Tokyo Electric Power Co., which runs the plant, says it will achieve a "cold shutdown" by the end of the year –
A preliminary government report released this month predicted it will take 30 years or more to safely decommission Fukushima Dai-ichi. Like Chernobyl, it will probably be encased in a concrete and steel "sarcophagus."
According to a study led by Andreas Stohl the Norwegian Institute for Air Research, twice as much radioactive cesium-137 – a cancer-causing agent – was pumped into the atmosphere than Japan had announced, reaching 40 percent of the total from Chernobyl. The French Institute for Radiological Protection and Nuclear Safety found that 30 times more cesium-137 was released into the Pacific than the plant's owner has owned up to.
To our friends living in Japan, our hearts go out to you for this protracted disaster. At least the prospect of cold shutdown withing two months is heartening.
My prefecture gets the Fukushima wind during Winter.
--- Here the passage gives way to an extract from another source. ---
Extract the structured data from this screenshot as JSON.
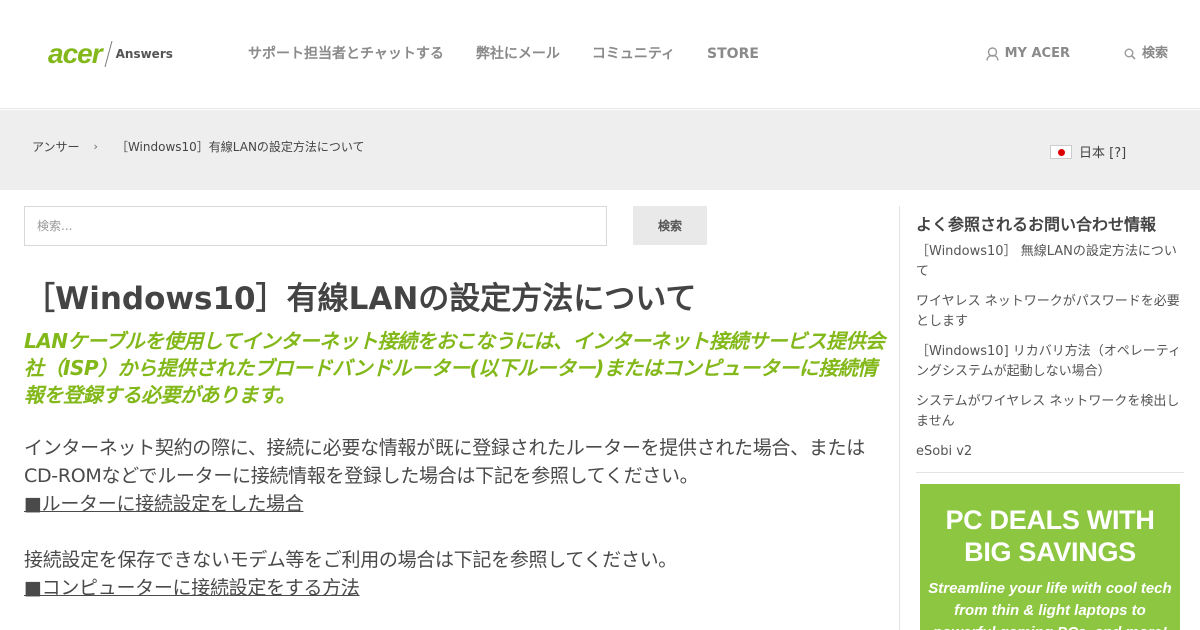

Let's hope the radiation levels have stopped being Godzilla levels... kind of worried about how it might affect vegetation in the region. :( Air-wise, it shouldn't be too bad, so long as we pay attention to wind direction and don't stay outside too much.
Three recently published academic studies show that while direct radiation exposure of Fukushima residents isn’t as high as was initially feared, soils across northeastern Japan are contaminated and could affect public health for decades through the produce farmed there. The research, combined with a map of soil radiation—which was based on measurements made during helicopter flights and released by Japan's science ministry—shows substantial soil contamination in the prefectures of Fukushima and its neighbors: Miyagi and Iwate to the north, Ibaraki and Chiba to the south, and Tochigi and Gunma to the southwest.
In the months since ... March 11 ..., radioactive particles have made their way into vegetables, beef, fish and the nation’s staple, rice. Readings have been reported voluntarily by producers, as well as concerned consumers, since the country has no mandatory radiation testing for most foods.
... airborne cesium particles may have entered the formula at a factory in Saitama, north of Tokyo. ... the company had been diligent in checking radiation levels in water, but had not taken enough care to filter for airborne radioactivity.